By Gian-Carl Casa
SPECIAL TO THE COURANT
Connecticut’s projected surplus continues to grow. Just this week, the state Comptroller’s office said revenues will run $126 million ahead of expenditures for the fiscal year. By the end of this month, that will put $2.6 billion in the state’s rainy-day fund, by far the highest amount ever held in the account.
It’s interesting, not surprising and yet frustrating news for Connecticut’s nonprofits.
For more than a decade, since the recession of 2008, state funding for community nonprofits has been cut or not kept up with increasing demand for services.
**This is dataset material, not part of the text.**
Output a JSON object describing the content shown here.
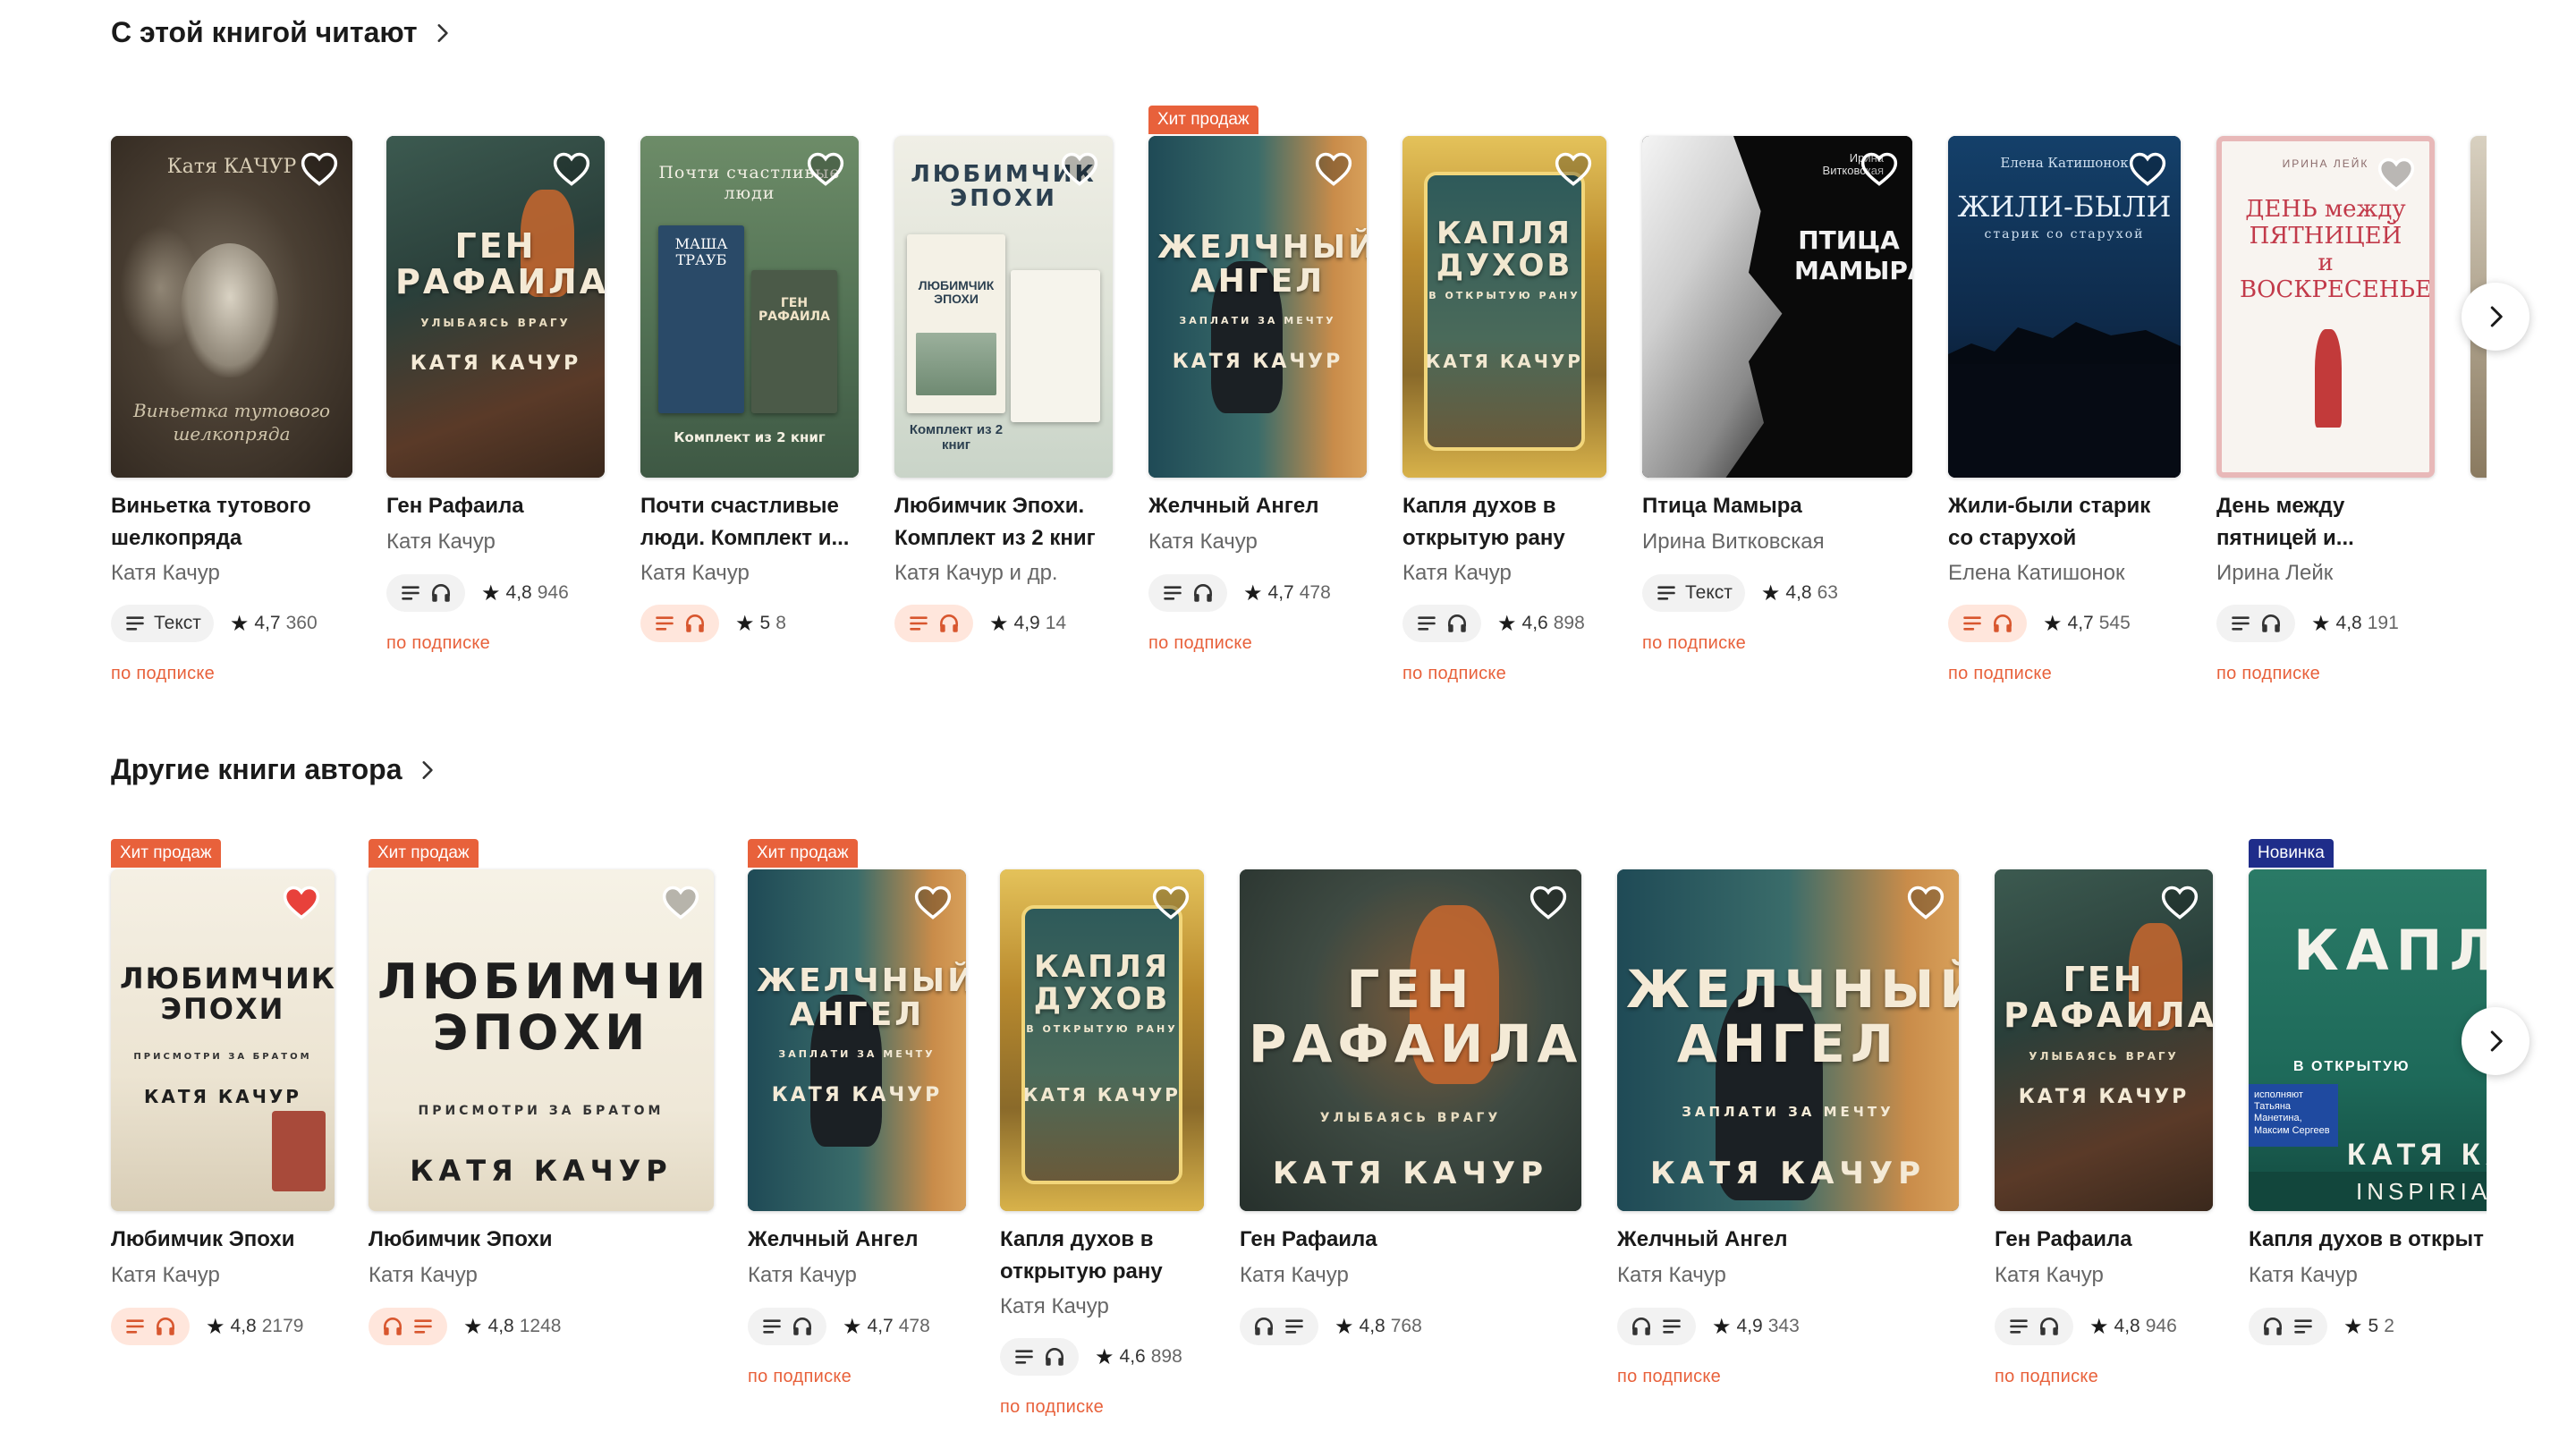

Programs for some of the state’s neediest — substance abuse treatment and mental health clinics, homeless and domestic violence shelters, day and residential services for people with developmental disabilities and re-entry programs for people coming out of prison, to name a few — have been cut back or eliminated, leaving people without services they need.
Throughout the recession and the economic recovery, we have seen the need for community-based nonprofit services only grow.